What was on offer at The Grange was something closer to a cut version of the Royal National Theatre version as rejigged by John Caird: ‘Quiet’, Bernstein’s hilarious, partly Schoenbergian disquisition on upper-class miseries and deficient buttocks, is among the numbers that doesn’t appear in that and ‘What the use?’ is different again. Does it matter that there is no definitive solution? With the RNT’s smaller pit forces expanded to not quite ‘concert version’ size, the Bournemouth Symphony Orchestra sported four double basses and seemed to be playing the official score notwithstanding the occasional apocryphal thwack.

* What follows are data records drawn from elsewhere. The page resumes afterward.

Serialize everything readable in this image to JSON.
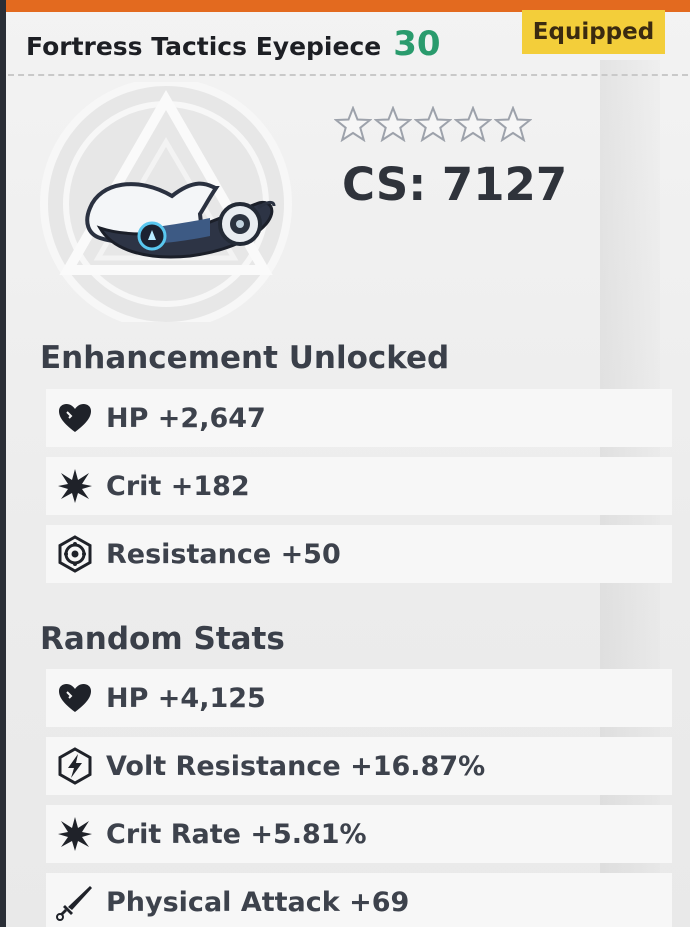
{
  "item": {
    "name": "Fortress Tactics Eyepiece",
    "level": "30",
    "equipped_label": "Equipped",
    "combat_score": "CS: 7127",
    "stars_total": 5,
    "stars_filled": 0,
    "icon": "eyepiece-visor-icon"
  },
  "enhancement": {
    "title": "Enhancement Unlocked",
    "stats": [
      {
        "icon": "heart-icon",
        "text": "HP +2,647"
      },
      {
        "icon": "burst-icon",
        "text": "Crit +182"
      },
      {
        "icon": "resistance-icon",
        "text": "Resistance +50"
      }
    ]
  },
  "random": {
    "title": "Random Stats",
    "stats": [
      {
        "icon": "heart-icon",
        "text": "HP +4,125"
      },
      {
        "icon": "volt-icon",
        "text": "Volt Resistance +16.87%"
      },
      {
        "icon": "burst-icon",
        "text": "Crit Rate +5.81%"
      },
      {
        "icon": "sword-icon",
        "text": "Physical Attack +69"
      }
    ]
  },
  "colors": {
    "accent_orange": "#e36a1f",
    "level_green": "#2a9b6d",
    "badge_yellow": "#f3ce3a"
  }
}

Actor/director Christopher Luscombe was in charge but this was more a colour-coordinated concert with limited stage movement and nice lighting than a full staging. Connecting dialogue was kept to a minimum leaving Kitty Whateley in particular with virtually nothing to do as Paquette. Veteran Richard Suart took on the narrating as well as the roles of Pangloss and Martin. His voice has lost some of its former quality and acquired a rawer edge but the precision of his G&S patter songs served him in good stead with occasional intimations of his splenetic contribution to Turnage’s Greek. Hotfooting it from Grange Park Opera’s Oklahoma!, Katie Hall had a wonderful stage presence, a dazzling red frock and an outsize vibrato; she handled her big number, ‘Glitter and Be Gay’, with fearless aplomb. As almost always, it brought the house down. (Not too literally as The Grange is less habitable mansion than shored-up ruin). Rosemary Ashe, an accomplished performer who was Carlotta in the original London production of Andrew Lloyd Webber’s The Phantom of the Opera, could not hope to efface memories of Christa Ludwig as the Old Lady. Rob Houchen, who sang the title role at Cadogan Hall last year, seemed pale at first even for this milksop anti-hero and had a tendency to race ahead of the beat – pre-empted at one point by some desperate traffic-cop signalling from Alfonso Casado Trigo – yet at other times he found his best form and sang ‘Nothing more than this’ with real beauty and projection. Minor roles were cast from strength.
The band’s response was inevitably affected adversely by the heat, less so after the interval when the vocal miking seemed slightly boosted. Perhaps there have been more transcendent renditions of ‘Make Our Garden Grow’ but, whatever the occasional flaws, the strength of the score and the commitment of the performers shone through. A memorable evening at a unique venue.